◆ **INSTRUCTIONS TO FOLLOW**
From the entries below, copy every line that has the word "label".

***** SUPPLIED ENTRIES

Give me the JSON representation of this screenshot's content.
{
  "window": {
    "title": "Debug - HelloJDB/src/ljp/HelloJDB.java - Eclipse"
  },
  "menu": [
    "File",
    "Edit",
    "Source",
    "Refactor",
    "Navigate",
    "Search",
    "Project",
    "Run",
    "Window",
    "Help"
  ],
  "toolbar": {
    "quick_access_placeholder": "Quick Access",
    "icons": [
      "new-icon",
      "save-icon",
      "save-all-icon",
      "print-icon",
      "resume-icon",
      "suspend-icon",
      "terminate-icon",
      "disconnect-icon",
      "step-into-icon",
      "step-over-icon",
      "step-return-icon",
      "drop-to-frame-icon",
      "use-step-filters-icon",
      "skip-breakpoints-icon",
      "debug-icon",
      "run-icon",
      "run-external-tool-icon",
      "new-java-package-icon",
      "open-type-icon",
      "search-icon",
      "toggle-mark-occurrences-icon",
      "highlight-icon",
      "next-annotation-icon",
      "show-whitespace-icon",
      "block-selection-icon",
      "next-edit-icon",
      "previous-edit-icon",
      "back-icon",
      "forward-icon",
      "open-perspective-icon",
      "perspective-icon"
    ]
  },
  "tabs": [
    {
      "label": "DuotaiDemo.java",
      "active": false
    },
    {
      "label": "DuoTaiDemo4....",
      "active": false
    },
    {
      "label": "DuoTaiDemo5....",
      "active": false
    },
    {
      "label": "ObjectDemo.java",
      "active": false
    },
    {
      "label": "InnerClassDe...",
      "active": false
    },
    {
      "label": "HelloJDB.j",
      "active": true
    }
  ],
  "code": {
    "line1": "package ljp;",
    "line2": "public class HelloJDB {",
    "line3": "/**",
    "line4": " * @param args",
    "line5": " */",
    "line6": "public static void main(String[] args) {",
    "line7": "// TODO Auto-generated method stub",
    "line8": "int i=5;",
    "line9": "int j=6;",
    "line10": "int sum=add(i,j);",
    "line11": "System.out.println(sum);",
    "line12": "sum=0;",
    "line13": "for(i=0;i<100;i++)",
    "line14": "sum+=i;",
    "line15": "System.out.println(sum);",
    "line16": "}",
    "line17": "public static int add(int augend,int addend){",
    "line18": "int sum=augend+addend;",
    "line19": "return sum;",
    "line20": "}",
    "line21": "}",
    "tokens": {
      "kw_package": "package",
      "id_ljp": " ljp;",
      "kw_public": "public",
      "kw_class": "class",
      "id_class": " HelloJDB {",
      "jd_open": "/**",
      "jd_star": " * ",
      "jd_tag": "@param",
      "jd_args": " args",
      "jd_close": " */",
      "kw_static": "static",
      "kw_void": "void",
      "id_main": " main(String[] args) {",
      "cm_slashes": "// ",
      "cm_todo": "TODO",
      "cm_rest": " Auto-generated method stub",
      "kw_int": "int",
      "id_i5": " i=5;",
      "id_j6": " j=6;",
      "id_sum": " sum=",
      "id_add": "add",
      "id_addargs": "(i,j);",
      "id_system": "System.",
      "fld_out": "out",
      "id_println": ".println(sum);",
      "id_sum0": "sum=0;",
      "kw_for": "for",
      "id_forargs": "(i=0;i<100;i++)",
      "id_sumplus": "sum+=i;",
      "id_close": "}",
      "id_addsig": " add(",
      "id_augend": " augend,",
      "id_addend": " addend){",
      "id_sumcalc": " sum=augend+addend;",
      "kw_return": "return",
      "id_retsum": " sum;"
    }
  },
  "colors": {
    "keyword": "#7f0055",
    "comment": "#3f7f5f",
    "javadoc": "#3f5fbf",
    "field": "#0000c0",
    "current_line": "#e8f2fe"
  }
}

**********
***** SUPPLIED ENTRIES

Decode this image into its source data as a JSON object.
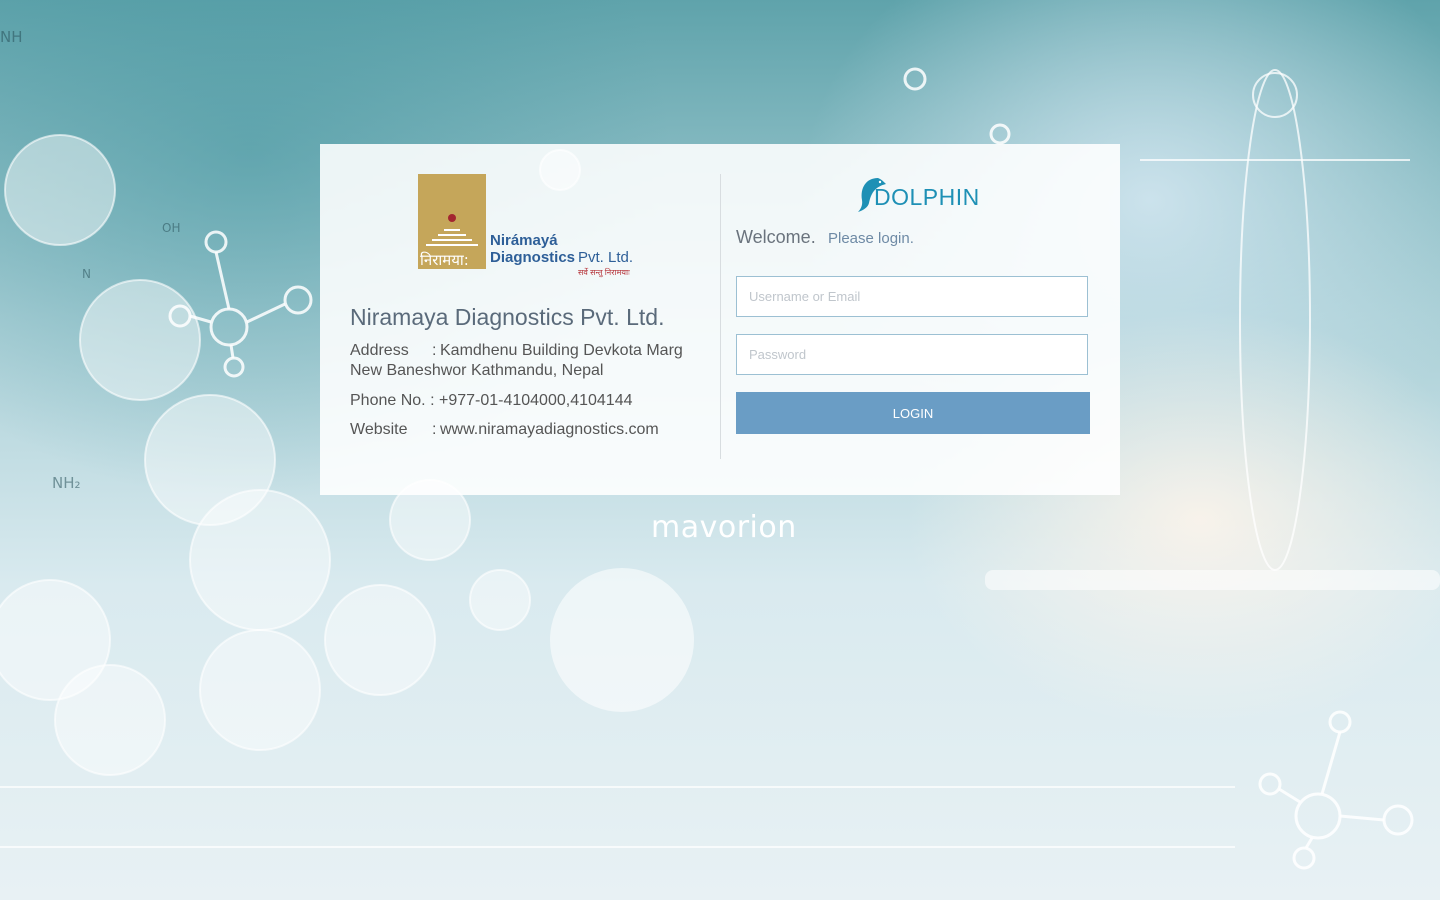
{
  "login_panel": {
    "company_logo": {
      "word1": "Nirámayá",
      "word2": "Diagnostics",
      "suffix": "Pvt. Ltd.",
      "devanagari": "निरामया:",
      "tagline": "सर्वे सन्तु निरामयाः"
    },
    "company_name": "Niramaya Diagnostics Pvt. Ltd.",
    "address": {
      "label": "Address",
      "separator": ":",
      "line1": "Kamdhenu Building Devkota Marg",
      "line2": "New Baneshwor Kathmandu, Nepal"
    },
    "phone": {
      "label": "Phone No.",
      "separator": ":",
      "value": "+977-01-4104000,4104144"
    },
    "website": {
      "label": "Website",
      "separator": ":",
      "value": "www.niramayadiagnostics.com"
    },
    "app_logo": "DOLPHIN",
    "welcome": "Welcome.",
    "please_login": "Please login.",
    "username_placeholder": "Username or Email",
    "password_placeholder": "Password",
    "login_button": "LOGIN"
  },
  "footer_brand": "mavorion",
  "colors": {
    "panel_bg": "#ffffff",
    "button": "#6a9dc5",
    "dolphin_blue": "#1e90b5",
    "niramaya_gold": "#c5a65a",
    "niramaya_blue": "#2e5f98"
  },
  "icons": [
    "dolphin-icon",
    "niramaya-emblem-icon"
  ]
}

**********

◆ **ANSWER BOX**
      "label": "DuotaiDemo.java",
      "label": "DuoTaiDemo4....",
      "label": "DuoTaiDemo5....",
      "label": "ObjectDemo.java",
      "label": "InnerClassDe...",
      "label": "HelloJDB.j",
      "label": "Address",
      "label": "Phone No.",
      "label": "Website",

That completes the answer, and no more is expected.